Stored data
+ + + + + + +

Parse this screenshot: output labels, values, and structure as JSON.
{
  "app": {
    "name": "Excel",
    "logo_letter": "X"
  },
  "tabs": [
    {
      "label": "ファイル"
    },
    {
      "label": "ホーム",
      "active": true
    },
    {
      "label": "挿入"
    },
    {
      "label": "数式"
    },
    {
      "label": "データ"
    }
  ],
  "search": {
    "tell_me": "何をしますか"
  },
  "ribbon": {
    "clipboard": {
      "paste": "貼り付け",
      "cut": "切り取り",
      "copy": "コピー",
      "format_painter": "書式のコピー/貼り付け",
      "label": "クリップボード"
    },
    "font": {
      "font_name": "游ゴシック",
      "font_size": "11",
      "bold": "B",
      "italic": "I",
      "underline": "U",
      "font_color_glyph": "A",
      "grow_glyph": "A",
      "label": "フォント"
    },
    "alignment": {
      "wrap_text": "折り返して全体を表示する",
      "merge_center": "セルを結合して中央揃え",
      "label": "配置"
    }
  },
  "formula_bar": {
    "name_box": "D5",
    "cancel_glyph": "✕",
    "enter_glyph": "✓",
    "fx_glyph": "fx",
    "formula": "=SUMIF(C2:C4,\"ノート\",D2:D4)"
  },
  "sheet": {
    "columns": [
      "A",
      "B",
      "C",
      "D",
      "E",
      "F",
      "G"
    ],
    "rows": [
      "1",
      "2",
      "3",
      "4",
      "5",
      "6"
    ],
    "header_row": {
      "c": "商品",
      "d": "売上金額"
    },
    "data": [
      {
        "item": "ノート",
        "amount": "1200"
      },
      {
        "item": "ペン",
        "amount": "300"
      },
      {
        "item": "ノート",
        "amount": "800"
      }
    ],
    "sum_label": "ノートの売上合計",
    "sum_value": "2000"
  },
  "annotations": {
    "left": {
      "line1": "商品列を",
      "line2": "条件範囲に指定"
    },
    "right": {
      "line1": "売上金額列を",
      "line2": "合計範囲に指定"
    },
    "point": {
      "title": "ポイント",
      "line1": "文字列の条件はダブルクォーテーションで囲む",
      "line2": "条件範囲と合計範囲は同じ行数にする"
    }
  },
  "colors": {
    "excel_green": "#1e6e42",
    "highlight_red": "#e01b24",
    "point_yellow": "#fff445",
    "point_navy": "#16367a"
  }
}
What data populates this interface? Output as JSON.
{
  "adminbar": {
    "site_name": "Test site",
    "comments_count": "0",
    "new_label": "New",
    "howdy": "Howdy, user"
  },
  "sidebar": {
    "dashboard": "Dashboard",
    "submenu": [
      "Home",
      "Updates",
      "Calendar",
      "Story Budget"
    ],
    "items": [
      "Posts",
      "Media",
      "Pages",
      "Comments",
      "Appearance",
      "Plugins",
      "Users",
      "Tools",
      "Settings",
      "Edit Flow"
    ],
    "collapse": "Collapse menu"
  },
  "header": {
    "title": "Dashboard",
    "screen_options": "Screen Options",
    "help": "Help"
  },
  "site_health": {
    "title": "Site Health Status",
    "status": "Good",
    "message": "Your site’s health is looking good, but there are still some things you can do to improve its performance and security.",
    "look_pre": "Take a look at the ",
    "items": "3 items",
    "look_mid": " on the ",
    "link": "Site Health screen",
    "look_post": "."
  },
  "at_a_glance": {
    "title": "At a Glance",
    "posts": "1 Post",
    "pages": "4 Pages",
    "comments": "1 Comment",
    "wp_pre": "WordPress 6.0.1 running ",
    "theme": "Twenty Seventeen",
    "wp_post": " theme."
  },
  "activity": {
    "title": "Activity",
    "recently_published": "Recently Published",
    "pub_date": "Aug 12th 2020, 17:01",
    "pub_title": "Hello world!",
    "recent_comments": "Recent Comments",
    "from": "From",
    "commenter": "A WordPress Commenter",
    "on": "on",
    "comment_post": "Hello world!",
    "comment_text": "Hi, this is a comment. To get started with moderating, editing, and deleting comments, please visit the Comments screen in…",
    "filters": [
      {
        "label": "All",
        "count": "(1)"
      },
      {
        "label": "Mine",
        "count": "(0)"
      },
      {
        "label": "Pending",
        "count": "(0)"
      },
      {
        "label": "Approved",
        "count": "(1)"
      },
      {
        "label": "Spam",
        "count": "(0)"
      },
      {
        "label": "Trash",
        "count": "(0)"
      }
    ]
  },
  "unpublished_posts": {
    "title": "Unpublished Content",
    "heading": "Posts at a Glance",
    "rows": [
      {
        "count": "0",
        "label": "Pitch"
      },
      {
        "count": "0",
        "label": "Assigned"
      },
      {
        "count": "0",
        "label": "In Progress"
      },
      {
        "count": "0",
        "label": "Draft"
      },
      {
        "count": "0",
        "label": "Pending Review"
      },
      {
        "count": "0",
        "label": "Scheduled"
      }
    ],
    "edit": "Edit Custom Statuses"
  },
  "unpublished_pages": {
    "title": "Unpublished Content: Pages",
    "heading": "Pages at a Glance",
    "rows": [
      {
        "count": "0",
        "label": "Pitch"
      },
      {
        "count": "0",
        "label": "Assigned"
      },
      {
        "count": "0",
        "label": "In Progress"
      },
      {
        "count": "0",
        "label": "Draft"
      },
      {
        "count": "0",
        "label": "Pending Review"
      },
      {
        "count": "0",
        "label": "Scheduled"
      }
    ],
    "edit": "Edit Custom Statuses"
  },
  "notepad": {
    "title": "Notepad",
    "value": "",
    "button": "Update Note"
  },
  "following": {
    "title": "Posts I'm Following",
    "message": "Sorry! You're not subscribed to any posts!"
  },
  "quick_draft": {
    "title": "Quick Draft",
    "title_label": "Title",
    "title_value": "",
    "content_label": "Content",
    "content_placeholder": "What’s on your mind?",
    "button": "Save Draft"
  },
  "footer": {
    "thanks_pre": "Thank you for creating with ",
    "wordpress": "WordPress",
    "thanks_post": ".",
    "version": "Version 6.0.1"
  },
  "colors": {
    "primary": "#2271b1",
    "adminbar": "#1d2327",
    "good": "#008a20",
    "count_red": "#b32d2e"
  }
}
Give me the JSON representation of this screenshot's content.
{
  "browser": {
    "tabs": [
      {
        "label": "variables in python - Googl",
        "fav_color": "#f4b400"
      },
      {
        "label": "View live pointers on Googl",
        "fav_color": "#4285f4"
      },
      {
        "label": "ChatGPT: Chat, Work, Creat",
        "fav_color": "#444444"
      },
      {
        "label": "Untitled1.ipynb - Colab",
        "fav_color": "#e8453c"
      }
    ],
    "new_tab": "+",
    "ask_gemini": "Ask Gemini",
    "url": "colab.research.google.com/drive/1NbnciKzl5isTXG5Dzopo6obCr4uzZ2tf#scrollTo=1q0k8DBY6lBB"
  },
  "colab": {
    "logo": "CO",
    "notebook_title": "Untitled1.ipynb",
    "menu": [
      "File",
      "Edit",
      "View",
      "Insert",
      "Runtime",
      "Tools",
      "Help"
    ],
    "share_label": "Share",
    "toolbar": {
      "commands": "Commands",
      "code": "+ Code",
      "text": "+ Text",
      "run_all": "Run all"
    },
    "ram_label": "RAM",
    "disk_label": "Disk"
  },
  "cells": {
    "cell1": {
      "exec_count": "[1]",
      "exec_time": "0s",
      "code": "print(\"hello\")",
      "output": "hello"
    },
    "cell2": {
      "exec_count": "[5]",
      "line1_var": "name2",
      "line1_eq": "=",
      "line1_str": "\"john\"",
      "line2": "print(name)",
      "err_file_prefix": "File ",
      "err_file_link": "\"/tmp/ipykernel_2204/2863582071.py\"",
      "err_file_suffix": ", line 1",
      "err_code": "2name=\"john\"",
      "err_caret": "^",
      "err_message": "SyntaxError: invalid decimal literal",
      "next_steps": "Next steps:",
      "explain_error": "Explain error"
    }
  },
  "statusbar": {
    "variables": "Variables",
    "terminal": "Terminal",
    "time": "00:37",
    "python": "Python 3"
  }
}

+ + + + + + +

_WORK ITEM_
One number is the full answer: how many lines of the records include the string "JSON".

_SOLVED EXERCISE_
3